Go to the profile of Julie Grishaw, ACNP
Nov 05, 2018
0
0

November is Pancreatic Cancer Awareness Month. Pancreatic cancer is the third leading cause of cancer-related death in the United States and the seventh leading cause of cancer related death worldwide. Over 43,000 individuals in the United States die from pancreatic cancer each year.  Pancreatic cancer holds the worst prognosis of any malignancy, with a five-year survival rate of only 8.2%, highlighting the importance of treatment advances.

The overall lifetime risk of developing pancreatic cancer is about 1.6%. The risk of developing pancreatic cancer increases with advancing age, with the median age at diagnosis being 70.  Males - particularly African-American males - are at a higher risk for developing pancreatic cancer.  The greatest modifiable risk factor for developing pancreatic cancer is cigarette smoking.  Hereditary factors and identification of specific germ-line mutations may confer up to a 16% increased risk for pancreatic cancer.
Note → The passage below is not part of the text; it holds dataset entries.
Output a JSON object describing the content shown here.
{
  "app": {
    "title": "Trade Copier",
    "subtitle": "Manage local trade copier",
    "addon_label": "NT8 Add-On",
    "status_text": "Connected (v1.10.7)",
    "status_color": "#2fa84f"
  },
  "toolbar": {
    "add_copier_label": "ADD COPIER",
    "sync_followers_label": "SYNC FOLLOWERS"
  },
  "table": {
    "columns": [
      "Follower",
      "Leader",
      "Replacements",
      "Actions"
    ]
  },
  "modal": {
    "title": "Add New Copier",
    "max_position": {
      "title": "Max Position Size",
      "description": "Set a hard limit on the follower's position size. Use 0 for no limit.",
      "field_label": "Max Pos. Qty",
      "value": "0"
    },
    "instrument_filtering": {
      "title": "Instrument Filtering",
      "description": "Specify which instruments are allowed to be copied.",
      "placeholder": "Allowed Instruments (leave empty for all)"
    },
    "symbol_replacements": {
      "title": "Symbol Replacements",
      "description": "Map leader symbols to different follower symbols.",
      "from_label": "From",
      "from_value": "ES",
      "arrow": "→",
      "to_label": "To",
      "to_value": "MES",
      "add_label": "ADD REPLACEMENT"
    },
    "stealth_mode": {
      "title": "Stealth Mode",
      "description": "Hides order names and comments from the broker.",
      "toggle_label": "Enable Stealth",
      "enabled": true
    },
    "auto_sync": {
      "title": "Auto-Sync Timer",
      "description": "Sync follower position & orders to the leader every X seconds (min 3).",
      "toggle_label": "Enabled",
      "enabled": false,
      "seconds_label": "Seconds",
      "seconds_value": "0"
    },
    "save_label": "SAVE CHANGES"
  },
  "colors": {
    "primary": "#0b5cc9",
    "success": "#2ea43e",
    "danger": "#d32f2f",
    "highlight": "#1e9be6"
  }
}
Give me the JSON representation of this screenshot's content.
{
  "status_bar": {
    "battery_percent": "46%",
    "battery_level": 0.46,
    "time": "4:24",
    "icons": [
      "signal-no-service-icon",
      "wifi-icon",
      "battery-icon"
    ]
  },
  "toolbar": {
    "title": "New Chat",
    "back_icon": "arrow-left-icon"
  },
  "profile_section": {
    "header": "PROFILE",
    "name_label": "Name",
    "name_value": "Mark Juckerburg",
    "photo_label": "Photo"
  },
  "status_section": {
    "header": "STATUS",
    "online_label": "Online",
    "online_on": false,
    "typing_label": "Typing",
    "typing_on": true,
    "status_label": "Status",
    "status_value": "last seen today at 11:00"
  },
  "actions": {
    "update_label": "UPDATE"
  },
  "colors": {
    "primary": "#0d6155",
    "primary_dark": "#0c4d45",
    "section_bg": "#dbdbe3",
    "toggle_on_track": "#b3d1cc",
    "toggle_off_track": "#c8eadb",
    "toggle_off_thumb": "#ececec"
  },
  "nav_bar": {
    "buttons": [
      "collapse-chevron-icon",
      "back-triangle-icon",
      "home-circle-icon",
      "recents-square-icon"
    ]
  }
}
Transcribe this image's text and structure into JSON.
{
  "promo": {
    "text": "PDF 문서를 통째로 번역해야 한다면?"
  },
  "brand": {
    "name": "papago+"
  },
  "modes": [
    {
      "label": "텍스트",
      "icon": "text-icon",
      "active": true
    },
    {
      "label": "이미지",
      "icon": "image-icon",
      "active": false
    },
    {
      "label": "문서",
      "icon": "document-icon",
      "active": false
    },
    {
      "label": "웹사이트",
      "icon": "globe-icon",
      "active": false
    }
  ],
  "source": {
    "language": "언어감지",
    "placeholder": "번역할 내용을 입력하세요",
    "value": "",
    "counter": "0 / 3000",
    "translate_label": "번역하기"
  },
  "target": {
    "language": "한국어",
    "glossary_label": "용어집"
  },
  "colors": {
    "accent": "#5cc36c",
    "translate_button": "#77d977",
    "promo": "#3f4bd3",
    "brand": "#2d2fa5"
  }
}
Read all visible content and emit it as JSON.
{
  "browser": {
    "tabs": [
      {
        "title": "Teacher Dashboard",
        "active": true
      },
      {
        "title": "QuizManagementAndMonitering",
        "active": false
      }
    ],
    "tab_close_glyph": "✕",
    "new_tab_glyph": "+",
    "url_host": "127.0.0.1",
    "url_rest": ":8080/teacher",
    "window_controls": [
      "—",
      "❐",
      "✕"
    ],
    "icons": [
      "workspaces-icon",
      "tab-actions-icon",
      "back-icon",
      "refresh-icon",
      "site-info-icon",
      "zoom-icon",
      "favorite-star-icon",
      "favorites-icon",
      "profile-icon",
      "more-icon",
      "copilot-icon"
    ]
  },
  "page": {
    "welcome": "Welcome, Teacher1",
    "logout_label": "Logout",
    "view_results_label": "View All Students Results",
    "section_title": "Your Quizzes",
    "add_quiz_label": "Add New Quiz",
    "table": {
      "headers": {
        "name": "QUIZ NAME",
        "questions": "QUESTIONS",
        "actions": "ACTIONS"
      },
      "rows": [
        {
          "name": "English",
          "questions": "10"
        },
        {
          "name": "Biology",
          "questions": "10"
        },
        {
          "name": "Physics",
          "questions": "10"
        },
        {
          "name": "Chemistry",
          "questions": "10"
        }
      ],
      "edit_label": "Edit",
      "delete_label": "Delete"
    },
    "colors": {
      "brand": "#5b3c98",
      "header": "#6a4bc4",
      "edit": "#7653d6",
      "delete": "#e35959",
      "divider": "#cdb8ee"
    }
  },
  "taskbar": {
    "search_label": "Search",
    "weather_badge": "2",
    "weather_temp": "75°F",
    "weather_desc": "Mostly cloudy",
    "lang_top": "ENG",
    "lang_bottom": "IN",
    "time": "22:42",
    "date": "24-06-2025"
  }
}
Patients typically present with abdominal pain in the mid-epigastric area.  Patients may also exhibit steatorrhea, jaundice, a palpable gallbladder, splenomegaly, pruritus, or migratory superficial thrombophlebitis. Diagnosis is performed by imaging studies such as CT in combination with histologic tissue diagnosis. There are different methods and approaches to staging, and these may vary by institution and specialist. The American Joint Commission on cancer staging guidelines for pancreatic cancer can be found here.

The patients with the most favorable prognosis are those with surgically resectable disease upon presentation. However, this represents only 10-20% of patients with newly diagnosed pancreatic cancer. Those that have resectable disease have about a 20% chance of survival at five-years.  Those without resectable disease may consider radiation therapy +/- adjuvant chemotherapy in consultation with their oncologist, as the outcomes are varied and the treatment options are very patient specific.

National organizations, such as the Pancreatic Cancer Action Network, are helping to raise public awareness about this disease. There are similar organizations worldwide to support pancreatic cancer and to help raise awareness.  Efforts include fundraising, providing support to patients, families, and decreasing modifiable risk factors. 



Read more about pancreatic cancer:

Harrison's Principles of Internal Medicine, 20e: Chapter 79: Pancreatic Cancer

The MD Anderson Manual of Medical Oncology, 3e: Chapter 21: Pancreatic Cancer

Pancreatic Cancer Action Network

Go to the profile of Julie Grishaw, ACNP

Julie Grishaw, ACNP

Senior Editor, McGraw-Hill Education

No comments yet.